What you have to do >>
Wherever "Transaksi" turns up in a line of the entries below, that line counts. Say how many such lines there are, with no other words.

(Collected data)
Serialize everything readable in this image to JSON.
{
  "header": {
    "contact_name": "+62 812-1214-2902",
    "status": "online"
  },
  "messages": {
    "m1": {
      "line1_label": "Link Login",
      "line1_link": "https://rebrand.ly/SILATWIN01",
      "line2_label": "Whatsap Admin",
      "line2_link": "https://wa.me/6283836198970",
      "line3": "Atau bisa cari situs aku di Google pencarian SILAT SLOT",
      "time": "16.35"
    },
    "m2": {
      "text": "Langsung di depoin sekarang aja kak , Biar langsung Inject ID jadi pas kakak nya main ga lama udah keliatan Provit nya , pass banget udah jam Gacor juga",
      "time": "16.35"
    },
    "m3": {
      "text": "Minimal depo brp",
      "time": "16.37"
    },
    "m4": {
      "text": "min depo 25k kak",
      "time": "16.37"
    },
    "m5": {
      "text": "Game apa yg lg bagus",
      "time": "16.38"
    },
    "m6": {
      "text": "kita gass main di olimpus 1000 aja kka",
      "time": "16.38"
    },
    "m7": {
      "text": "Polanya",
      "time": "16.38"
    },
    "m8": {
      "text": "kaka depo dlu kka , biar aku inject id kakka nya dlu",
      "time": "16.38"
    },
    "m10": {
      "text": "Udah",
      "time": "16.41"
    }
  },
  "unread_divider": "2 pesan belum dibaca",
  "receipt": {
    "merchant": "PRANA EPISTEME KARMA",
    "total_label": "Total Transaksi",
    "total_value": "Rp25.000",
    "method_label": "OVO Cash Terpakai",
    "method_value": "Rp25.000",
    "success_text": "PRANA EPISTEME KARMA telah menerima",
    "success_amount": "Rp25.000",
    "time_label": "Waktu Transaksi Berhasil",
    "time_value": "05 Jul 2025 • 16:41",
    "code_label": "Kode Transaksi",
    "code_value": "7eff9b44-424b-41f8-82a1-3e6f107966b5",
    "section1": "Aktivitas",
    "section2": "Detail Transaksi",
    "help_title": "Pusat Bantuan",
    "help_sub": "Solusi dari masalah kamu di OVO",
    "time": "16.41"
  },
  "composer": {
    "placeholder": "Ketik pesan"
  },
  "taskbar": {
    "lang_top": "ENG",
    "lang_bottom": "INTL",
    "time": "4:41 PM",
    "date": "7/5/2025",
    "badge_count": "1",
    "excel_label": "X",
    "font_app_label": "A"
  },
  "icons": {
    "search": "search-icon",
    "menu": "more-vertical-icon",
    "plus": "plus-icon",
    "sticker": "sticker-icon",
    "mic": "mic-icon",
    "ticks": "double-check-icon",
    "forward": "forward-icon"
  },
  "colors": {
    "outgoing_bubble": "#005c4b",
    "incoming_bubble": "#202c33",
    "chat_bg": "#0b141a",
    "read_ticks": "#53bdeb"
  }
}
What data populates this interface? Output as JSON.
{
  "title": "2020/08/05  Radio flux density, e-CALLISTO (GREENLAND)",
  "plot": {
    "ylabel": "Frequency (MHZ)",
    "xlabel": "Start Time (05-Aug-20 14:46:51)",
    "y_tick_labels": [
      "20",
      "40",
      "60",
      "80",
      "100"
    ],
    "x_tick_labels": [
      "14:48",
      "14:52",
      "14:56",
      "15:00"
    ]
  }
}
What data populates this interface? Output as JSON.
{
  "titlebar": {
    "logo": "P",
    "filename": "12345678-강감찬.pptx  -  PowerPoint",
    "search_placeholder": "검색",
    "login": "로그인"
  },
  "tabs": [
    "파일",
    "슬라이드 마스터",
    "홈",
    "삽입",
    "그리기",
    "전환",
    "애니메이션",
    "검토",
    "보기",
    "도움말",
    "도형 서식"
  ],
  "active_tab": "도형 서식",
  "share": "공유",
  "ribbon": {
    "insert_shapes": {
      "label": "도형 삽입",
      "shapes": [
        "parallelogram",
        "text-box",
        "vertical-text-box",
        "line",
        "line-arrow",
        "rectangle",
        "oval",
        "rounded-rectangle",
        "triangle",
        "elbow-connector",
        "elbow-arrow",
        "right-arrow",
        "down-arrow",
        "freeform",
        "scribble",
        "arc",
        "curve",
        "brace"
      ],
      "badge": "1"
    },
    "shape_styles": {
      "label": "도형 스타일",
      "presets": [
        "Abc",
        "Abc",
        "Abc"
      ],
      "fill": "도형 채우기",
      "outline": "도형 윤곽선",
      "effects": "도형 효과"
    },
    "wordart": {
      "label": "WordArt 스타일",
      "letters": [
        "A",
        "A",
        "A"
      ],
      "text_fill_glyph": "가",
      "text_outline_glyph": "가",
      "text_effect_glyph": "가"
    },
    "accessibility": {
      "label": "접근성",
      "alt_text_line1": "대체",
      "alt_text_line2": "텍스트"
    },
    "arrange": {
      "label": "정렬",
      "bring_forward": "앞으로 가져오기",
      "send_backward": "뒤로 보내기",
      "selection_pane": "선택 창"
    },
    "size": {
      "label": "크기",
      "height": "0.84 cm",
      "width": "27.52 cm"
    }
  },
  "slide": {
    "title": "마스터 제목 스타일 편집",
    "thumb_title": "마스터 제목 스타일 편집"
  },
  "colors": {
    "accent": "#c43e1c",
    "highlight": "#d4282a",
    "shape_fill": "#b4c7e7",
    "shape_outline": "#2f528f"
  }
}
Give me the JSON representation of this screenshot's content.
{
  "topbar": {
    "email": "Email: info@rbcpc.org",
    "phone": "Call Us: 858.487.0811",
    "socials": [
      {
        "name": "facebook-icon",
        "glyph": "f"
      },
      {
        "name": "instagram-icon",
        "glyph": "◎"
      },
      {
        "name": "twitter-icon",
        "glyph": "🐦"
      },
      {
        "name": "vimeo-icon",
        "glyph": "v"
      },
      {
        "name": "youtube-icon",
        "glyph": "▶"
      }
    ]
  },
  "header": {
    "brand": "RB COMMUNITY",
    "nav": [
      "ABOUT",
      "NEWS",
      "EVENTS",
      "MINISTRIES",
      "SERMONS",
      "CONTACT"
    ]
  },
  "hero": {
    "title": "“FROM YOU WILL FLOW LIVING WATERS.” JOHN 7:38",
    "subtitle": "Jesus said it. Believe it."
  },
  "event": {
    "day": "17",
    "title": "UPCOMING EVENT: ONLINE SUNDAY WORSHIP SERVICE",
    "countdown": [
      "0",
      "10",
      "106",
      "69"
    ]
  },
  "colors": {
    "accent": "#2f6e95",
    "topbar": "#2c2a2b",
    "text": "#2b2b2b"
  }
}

Solution for this task >>
4